- Controls: Outdoor stair lifts need to have controls at the top of the lift and the bottom to make it easy to call or send back the chair. The remote controls can also be used to bring the chair back and are either infra-red or work on a radio frequency. The problem with infra-red is the remote control has to be in the line-of-sight with the controller under the carriage. Remotes that work on radio frequency are similar to a car fob and can communicate with the controller through obstacles including windows or walls.
Installation and service: Outdoor stair lifts often come in multiple colors to match your outside landscape, and when working with a consultant, be sure they know the property and where the stair lift needs to be installed. Outdoor lift installation presents challenges not encountered when installing inside stair lifts. It may be tempting to try a DIY outdoor stair lift system, buts it’s not recommended. These systems are complex and are meant to move people safely up and down the stairs.

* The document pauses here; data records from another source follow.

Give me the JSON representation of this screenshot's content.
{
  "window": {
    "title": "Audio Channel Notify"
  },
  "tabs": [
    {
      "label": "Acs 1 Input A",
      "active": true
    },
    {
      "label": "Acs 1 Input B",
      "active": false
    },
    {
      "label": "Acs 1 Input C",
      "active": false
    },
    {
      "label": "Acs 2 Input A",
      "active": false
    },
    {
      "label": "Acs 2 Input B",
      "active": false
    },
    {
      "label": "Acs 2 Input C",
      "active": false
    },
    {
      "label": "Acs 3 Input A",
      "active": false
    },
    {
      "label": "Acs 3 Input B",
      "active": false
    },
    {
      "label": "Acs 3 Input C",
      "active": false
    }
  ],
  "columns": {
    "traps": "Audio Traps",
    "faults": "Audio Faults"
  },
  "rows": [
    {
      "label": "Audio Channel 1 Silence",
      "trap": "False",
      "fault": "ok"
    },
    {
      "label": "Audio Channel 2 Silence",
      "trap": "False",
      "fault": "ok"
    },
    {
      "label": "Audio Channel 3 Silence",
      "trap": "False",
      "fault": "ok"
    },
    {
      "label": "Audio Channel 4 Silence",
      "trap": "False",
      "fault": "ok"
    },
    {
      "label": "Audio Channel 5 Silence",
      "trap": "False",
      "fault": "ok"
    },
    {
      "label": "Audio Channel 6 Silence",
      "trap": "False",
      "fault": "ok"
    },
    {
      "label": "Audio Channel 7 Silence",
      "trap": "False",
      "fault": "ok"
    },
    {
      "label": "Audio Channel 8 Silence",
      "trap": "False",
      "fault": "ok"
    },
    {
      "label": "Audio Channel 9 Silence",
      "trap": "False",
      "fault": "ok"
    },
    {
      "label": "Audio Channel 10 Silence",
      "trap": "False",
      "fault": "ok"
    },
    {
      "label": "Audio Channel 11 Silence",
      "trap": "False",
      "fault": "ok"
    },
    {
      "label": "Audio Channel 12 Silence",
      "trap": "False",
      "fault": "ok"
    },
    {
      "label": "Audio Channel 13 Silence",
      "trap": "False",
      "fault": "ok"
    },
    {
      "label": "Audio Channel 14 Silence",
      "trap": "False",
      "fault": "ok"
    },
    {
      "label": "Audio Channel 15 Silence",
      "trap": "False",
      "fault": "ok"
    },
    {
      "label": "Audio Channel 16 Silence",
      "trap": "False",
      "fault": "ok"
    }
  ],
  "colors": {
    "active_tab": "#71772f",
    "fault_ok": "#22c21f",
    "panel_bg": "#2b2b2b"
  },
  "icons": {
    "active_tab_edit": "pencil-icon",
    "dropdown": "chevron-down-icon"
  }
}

Check the installation and after-sales service provided to be sure the reseller will address any breakdowns or problems promptly.
Warranties: Warranties normally include two years on parts and one year for labor costs. A lifetime warranty on the motor and gearbox is typical but ask about what this encompasses. Like indoor stair lifts, outdoor stair lifts need to be inspected regularly. They require inspections and service more than once a year due to unseen wear or corrosion caused by weather conditions.
For people with mobility restraints, access to the outside is an important reason for having an outdoor stair lift installed. Whether needing a cane or walker or if the person is confined to a wheelchair, a lift outdoors on their property allows them to enjoy activities and events and to remain active.
Frequently Asked Questions
What temperatures can outdoor stair lifts be used in?
Most outdoor stair lifts operate from 0 to 125 degrees Fahrenheit.
How much of an incline can they be installed on?
Most stair lifts cannot handle anything steeper than a 50-degree angle.
Do outdoor stair lifts come with batteries?
They do not usually have batteries. They work on electricity and need to be near an electrical outlet or hard-wired.
Can the remote call the stair lift up or down when the cover is on the seat?
The remote works only if it’s on radiofrequency. Infrared cannot penetrate a cover.
How much does an outdoor stair lift cost?
Outdoor stair lifts are more expensive than indoor lifts. A starting price for the lift is around $5,000 to $6,000, and curved or custom installations with long stairs begin to push the price upwards of $10,000 and higher for a unit and complete installation.